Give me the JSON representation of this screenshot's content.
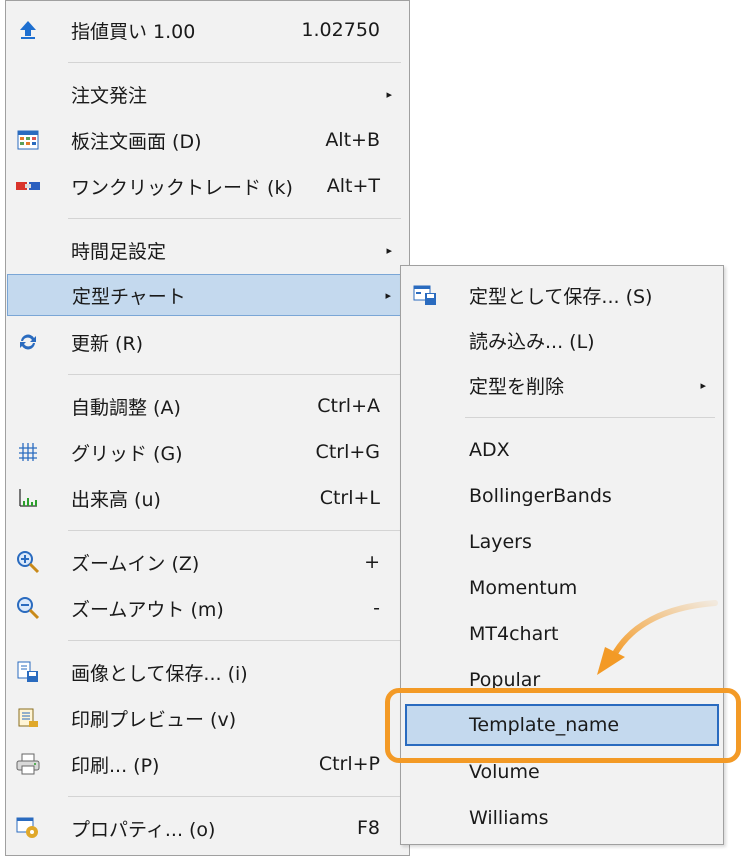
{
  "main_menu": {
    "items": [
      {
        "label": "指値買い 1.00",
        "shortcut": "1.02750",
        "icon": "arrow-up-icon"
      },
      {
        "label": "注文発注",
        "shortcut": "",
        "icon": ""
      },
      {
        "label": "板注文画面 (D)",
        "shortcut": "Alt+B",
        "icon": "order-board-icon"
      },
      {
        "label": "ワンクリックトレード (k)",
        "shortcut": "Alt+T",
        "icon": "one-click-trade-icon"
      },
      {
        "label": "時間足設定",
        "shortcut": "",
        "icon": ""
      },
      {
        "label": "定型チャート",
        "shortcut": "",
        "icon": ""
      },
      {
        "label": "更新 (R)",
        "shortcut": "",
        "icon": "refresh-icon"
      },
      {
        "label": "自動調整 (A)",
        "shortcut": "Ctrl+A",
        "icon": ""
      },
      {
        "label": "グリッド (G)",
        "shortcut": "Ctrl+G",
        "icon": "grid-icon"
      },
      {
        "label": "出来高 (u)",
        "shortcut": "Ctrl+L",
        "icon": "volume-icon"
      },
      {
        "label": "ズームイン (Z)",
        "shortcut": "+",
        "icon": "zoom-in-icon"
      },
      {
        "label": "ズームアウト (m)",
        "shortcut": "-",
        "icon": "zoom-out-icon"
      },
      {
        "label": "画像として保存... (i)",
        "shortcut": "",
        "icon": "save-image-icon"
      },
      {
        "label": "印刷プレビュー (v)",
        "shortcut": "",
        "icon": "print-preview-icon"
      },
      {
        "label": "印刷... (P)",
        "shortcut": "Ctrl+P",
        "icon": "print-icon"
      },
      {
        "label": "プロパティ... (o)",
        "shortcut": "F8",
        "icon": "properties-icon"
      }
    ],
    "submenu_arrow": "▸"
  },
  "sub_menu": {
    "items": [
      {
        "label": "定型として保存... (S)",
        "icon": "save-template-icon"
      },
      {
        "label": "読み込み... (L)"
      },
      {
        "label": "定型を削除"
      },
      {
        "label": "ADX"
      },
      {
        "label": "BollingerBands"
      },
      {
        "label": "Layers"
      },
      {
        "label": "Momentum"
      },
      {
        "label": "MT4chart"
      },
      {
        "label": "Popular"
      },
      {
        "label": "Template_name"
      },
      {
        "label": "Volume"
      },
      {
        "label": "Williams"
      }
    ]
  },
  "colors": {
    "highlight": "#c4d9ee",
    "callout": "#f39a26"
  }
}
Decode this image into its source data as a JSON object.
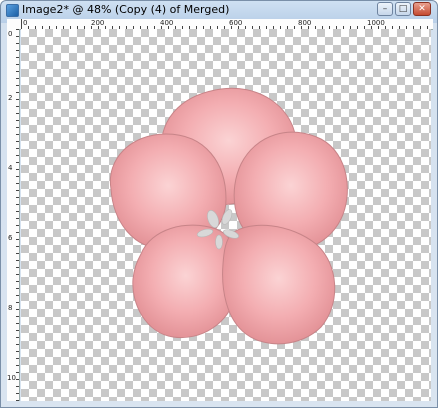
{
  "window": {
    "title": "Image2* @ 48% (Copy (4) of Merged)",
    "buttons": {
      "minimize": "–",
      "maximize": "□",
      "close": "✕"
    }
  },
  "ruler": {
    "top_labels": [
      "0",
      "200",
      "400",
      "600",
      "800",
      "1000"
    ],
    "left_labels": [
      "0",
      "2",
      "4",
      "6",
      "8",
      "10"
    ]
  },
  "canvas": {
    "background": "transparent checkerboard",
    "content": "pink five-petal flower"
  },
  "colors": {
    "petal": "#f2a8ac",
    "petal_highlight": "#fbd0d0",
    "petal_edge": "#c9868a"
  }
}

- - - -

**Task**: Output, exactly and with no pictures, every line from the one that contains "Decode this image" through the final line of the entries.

**Answer to this exercise**:
Decode this image into its source data as a JSON object.
{
  "window": {
    "title": "Image2* @ 48% (Copy (4) of Merged)",
    "buttons": {
      "minimize": "–",
      "maximize": "□",
      "close": "✕"
    }
  },
  "ruler": {
    "top_labels": [
      "0",
      "200",
      "400",
      "600",
      "800",
      "1000"
    ],
    "left_labels": [
      "0",
      "2",
      "4",
      "6",
      "8",
      "10"
    ]
  },
  "canvas": {
    "background": "transparent checkerboard",
    "content": "pink five-petal flower"
  },
  "colors": {
    "petal": "#f2a8ac",
    "petal_highlight": "#fbd0d0",
    "petal_edge": "#c9868a"
  }
}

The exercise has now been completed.